For more information, tickets and a complete schedule, go to www.sffringe.org.
"THE ELABORATE ENTRANCE OF CHAD DEITY": The new play by Kristoffer Diaz will make its Bay Area premiere Aug. 30 at Berkeley's Aurora Theatre.
The show is said to be a pointed comedy making some serious commentary on America's reality television values by taking a look at what a midrank pro wrestler -- Macedonio "The Mace" Guerra -- is willing to do to make his mark on the pop-culture pantheon.
The Mace discovers an Indian lad in Brooklyn that he figures will become the perfect foil for Chad Deity, his All-American hero and wrestling champion persona. Exploiting racial and ethnic divides is just one of the themes in this show that received the 2011 Obie Award for best new American play, the Lucille Lortel Award for best new play and a nomination for the Pulitzer Prize for drama.
The show runs through Sept. 30 at Aurora Theatre, 2081 Addison St. Tickets, at $32-$48, may be reserved at 510-843-4822 or www.auroratheatre.org.
"THE FISHERMAN'S WIFE": Steve Yockey's new play, which is making its world premiere, will open Impact Theatre's season Thursday in Berkeley.
The farce, inspired by a 200-year-old Japanese woodcut titled "The Dream of the Fisherman's Wife," turns the tale silly as it centers on the floundering marriage of a fisherman and his wife.
Trouble starts when the dissatisfied wife meets a traveling salesman and his bag of trouble. Things get more bizarre from there.
The show plays Thursdays through Sept 29 at La Val's Subterranean, 1834 Euclid Ave. Tickets, at $10-$20, may be reserved at http://impacttheatre.com.
Contact Pat Craig at email@example.com.
"Ah, Wilderness": Eugene O'Neill's warm and wistful play about the childhood he wished he'd had opens the annual O'Neill Festival, which this year marks the 75th anniversary of Tao House, the Danville home where the playwright wrote many of his most famous works. The Role Players Ensemble Theatre production plays Fridays through Sundays Sept. 7-22 in the Village Theatre, 233 Front St., Danville. $20-$28; 925-314-3400, www.villagetheatreshows.com.
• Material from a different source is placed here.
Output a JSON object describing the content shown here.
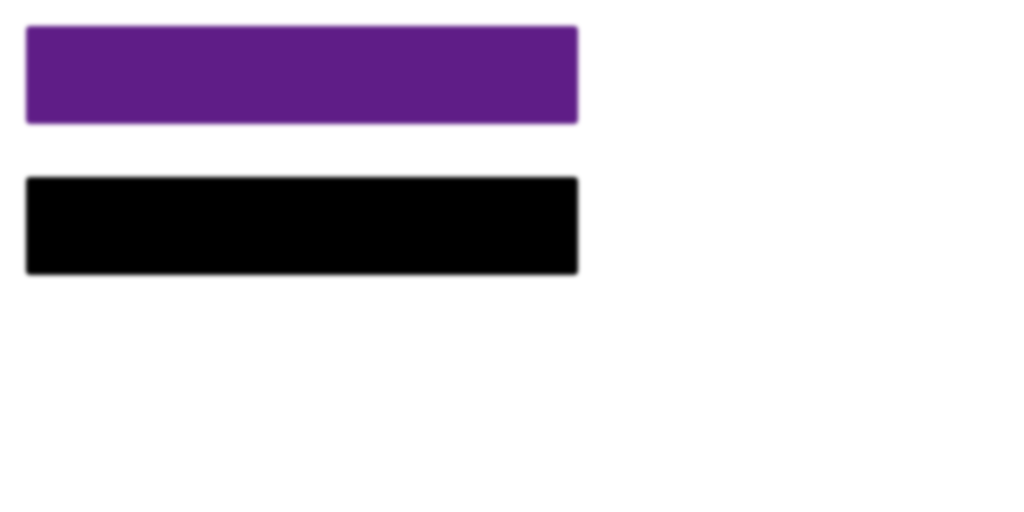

"All My Sons": Arthur Miller's tragedy, presented by Masquers Playhouse and directed by Dennis Lickteig, plays Friday through Sept. 29 at the Playhouse, 105 Park Place, Point Richmond; $20; 510-232-4031, www.masquers.org.